Economists expect Friday’s jobs report to show the United States lost another 8 million jobs in May, lifting the pandemic tally to 28.5 million — three times the number of jobs lost during the Great Recession. The unemployment rate is expected to climb to nearly 20%, higher than it’s been since the Great Depression.
“Surging billionaire wealth juxtaposed with the suffering and plight of millions undermines the social solidarity required for us to recover together in the years ahead,” Chuck Collins, co-author of the IPI report, said in a statement.
Of course, millions of average Americans are also benefiting from the V-shaped recovery in the stock market. The rebound has lifted the value of investment portfolios, pension funds and retirement accounts. Even just betting on a vanilla fund that tracks the S&P 500 would have given investors a tidy return of nearly 40% since the March 23 lows.

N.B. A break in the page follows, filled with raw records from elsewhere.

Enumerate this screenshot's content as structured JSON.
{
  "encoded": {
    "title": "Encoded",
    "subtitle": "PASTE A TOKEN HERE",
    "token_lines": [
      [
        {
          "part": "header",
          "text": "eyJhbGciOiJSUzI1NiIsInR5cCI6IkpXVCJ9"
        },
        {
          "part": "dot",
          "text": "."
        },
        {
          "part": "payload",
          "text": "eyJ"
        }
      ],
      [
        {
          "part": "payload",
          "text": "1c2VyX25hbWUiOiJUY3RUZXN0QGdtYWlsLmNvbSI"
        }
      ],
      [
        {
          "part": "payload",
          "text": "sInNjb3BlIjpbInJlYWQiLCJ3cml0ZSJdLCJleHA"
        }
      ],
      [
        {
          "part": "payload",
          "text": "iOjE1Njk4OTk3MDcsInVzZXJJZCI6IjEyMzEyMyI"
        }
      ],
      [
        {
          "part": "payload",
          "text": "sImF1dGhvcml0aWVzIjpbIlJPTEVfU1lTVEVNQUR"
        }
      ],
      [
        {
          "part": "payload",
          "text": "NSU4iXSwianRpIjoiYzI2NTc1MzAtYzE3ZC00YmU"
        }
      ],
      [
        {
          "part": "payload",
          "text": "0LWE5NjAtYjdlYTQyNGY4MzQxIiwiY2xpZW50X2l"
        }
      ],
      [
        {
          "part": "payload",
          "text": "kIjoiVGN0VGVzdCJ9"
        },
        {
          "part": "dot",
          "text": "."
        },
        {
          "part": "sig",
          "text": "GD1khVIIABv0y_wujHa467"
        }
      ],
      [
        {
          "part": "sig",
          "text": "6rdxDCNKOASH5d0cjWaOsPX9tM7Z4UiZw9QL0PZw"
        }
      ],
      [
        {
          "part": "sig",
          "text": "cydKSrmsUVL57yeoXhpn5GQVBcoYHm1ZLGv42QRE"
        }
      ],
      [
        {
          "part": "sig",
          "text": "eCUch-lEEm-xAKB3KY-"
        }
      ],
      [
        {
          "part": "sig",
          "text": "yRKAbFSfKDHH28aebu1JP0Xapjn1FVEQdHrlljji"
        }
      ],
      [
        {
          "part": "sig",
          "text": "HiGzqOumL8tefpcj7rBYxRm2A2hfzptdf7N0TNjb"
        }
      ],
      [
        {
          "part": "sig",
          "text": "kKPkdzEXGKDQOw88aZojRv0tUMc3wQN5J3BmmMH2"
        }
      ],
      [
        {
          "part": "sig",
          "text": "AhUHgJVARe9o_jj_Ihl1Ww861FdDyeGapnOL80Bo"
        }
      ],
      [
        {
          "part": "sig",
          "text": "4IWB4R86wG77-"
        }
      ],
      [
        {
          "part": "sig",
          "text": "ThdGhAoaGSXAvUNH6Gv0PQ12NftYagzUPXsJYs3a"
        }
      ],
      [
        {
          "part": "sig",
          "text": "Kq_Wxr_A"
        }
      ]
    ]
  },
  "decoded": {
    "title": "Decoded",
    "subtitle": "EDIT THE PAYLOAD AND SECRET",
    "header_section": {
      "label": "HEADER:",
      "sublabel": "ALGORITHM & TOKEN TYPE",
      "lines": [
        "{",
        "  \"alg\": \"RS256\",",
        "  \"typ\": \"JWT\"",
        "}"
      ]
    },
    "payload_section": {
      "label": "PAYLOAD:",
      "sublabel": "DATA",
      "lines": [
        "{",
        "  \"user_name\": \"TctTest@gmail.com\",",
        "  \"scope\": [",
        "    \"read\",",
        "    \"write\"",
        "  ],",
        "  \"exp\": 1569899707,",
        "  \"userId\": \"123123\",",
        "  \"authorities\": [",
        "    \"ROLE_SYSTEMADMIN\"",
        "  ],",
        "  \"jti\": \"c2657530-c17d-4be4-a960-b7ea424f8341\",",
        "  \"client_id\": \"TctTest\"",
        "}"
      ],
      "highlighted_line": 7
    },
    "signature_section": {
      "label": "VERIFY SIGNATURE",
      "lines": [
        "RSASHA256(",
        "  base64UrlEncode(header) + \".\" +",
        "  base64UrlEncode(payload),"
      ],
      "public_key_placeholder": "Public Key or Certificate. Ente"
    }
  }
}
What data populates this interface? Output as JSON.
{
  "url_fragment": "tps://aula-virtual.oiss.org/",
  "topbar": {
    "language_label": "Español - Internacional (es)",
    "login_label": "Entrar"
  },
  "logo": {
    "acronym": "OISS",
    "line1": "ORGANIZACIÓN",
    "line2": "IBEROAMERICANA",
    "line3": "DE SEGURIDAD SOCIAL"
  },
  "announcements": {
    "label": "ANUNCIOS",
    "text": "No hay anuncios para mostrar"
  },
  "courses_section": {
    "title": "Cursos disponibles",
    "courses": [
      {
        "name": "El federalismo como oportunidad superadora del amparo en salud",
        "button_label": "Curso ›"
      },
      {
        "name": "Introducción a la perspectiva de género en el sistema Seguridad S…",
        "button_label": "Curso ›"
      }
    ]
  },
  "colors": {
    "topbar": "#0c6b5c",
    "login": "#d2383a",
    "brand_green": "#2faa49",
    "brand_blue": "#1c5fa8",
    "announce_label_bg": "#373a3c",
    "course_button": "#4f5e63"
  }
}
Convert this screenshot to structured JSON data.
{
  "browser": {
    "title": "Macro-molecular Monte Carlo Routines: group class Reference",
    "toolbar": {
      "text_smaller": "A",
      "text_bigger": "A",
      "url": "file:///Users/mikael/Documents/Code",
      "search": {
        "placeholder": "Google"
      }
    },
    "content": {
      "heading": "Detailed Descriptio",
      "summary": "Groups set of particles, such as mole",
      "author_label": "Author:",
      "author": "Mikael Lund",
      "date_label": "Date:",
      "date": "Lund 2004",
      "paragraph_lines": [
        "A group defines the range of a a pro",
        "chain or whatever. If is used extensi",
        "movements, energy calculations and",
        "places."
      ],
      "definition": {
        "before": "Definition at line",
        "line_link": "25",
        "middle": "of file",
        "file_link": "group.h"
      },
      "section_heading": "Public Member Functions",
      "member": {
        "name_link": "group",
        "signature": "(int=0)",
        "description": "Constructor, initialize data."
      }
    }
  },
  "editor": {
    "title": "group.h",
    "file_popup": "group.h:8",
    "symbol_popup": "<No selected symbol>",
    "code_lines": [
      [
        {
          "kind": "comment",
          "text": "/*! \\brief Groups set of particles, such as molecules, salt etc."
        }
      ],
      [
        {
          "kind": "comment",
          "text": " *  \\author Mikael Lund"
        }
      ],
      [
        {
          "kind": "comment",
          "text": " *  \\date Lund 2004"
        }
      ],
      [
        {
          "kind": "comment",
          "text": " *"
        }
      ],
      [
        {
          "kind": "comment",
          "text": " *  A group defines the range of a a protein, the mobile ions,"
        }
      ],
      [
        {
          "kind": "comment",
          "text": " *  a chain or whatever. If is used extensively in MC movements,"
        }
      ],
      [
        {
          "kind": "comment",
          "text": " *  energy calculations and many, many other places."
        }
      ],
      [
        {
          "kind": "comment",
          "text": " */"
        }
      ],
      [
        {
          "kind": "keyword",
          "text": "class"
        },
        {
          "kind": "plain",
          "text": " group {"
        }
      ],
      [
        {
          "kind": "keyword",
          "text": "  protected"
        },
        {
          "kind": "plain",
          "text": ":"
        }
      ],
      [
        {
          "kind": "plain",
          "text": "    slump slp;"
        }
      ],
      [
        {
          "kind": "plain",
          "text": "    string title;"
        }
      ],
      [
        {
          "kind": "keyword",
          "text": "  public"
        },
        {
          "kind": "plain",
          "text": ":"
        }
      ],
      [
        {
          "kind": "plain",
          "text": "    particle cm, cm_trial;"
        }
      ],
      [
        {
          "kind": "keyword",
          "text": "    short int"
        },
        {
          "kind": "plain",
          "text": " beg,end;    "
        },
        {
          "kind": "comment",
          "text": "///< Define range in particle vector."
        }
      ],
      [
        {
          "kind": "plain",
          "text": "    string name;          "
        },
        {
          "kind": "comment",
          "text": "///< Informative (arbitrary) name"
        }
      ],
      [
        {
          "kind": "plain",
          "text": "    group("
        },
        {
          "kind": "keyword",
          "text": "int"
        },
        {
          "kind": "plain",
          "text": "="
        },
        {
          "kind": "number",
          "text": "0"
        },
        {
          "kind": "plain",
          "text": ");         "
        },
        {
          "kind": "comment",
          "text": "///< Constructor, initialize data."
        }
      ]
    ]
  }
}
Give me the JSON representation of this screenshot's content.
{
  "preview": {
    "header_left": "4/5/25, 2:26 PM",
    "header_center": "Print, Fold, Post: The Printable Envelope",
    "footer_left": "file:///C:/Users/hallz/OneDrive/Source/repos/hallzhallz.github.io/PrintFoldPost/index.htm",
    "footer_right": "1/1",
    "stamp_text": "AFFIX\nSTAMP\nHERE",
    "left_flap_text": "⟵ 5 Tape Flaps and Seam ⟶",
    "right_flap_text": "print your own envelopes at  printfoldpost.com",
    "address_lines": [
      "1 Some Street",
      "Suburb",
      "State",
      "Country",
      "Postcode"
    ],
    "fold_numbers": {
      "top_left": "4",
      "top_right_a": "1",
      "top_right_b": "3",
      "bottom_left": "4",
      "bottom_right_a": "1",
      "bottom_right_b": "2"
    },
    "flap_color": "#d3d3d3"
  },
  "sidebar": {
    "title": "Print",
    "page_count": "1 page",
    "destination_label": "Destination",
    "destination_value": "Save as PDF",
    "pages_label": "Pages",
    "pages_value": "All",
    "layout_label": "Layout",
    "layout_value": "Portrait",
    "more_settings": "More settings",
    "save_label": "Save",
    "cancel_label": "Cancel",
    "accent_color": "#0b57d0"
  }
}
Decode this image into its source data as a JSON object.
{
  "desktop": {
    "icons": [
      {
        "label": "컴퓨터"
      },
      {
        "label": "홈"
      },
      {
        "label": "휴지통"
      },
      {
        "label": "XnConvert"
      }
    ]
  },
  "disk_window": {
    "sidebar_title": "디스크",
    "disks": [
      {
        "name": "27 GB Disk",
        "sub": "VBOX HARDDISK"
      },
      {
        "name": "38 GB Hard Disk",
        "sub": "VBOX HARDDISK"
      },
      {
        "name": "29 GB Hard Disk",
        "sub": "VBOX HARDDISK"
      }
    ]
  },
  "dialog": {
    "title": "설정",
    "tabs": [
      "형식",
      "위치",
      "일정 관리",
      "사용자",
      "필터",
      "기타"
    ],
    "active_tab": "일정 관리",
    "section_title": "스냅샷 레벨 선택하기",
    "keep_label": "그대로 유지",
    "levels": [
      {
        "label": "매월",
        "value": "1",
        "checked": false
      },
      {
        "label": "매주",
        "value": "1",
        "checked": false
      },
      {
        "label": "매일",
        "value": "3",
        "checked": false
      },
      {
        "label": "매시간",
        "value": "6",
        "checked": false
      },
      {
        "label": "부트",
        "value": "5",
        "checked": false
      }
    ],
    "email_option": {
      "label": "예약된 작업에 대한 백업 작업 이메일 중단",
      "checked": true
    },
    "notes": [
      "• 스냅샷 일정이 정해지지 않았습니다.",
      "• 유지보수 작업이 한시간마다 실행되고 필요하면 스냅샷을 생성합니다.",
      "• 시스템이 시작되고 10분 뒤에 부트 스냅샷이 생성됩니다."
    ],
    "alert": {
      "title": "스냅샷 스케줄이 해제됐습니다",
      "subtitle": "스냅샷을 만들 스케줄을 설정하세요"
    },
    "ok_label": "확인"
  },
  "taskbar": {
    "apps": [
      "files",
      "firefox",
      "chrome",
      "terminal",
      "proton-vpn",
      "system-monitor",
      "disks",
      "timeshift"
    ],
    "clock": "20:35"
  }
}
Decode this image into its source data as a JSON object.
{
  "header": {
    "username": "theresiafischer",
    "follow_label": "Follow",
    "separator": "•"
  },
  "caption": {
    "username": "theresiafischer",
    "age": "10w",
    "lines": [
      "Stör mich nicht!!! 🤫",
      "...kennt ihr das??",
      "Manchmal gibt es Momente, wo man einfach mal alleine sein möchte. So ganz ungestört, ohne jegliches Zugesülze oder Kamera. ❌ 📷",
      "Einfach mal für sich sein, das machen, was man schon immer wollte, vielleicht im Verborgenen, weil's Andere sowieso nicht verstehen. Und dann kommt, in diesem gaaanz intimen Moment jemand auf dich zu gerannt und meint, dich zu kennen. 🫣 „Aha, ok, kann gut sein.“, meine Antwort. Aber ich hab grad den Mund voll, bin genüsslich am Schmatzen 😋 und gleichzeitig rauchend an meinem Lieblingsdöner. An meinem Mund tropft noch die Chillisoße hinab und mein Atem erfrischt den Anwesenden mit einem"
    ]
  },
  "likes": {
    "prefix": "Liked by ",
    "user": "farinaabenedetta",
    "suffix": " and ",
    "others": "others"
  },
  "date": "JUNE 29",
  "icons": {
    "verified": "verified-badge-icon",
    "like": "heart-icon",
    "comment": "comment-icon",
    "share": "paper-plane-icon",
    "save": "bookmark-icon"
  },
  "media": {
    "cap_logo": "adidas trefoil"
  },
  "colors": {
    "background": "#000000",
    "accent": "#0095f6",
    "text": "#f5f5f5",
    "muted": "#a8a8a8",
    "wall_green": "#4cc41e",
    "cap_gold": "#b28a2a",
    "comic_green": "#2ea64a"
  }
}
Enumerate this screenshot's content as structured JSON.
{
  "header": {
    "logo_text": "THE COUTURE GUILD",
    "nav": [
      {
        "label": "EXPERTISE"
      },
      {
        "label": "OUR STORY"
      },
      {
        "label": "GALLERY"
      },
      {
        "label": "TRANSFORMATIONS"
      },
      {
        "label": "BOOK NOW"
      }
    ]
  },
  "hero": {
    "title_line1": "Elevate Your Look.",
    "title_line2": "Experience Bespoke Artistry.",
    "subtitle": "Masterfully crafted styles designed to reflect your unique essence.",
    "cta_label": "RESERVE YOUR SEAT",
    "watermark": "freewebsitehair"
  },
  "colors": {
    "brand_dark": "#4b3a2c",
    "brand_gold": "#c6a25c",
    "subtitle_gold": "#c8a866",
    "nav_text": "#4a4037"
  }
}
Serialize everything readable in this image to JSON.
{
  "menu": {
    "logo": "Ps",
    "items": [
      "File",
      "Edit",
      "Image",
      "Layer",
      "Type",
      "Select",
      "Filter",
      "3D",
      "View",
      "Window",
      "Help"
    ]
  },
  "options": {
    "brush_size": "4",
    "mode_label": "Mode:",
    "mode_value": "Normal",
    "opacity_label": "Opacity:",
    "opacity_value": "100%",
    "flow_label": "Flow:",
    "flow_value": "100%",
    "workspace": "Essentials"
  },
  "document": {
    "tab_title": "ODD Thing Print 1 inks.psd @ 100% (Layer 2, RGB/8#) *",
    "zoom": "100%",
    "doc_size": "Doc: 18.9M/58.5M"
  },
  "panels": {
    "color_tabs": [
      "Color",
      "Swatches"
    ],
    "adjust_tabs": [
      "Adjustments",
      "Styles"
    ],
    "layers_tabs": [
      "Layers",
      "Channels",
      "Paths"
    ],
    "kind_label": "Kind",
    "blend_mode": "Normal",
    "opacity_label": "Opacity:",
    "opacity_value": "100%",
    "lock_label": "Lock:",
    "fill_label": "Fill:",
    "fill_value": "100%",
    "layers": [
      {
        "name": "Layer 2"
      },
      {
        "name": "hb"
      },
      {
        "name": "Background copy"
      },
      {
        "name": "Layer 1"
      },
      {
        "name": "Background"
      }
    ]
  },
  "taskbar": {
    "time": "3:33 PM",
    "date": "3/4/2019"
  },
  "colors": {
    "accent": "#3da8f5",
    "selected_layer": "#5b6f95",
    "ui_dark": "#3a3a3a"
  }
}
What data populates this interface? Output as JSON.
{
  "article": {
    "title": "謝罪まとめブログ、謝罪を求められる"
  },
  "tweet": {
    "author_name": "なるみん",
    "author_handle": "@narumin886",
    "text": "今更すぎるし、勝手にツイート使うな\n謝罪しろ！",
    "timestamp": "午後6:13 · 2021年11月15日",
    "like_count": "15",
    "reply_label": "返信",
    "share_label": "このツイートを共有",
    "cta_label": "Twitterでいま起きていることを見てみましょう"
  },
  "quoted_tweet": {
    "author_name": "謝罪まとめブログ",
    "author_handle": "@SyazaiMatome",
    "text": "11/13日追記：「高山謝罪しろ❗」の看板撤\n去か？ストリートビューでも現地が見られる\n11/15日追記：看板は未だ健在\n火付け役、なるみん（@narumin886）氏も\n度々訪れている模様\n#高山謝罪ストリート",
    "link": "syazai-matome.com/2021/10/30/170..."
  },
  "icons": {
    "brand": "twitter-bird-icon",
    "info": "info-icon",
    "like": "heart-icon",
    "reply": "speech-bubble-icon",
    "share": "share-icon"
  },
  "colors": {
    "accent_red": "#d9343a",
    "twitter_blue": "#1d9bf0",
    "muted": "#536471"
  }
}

About 52% of families owned stocks directly or indirectly through retirement plans like 401(k)s, according to 2016 stats from the Federal Reserve.
Yet a surging stock market helps the rich more than the rest of the country. That’s because the top 10% of households owned 84% of all stocks in 2016, according to NYU professor Edward Wolff.
These trends help explain the unrest that has gripped the United States. Although the initial catalyst was police brutality, the protests and riots are taking place in a nation divided across racial and economic lines. And those fault lines appear to be growing during the pandemic.
“You’ve got a combustible concoction of lost income and inequality,” said Joe Brusuelas, chief economist at RSM International.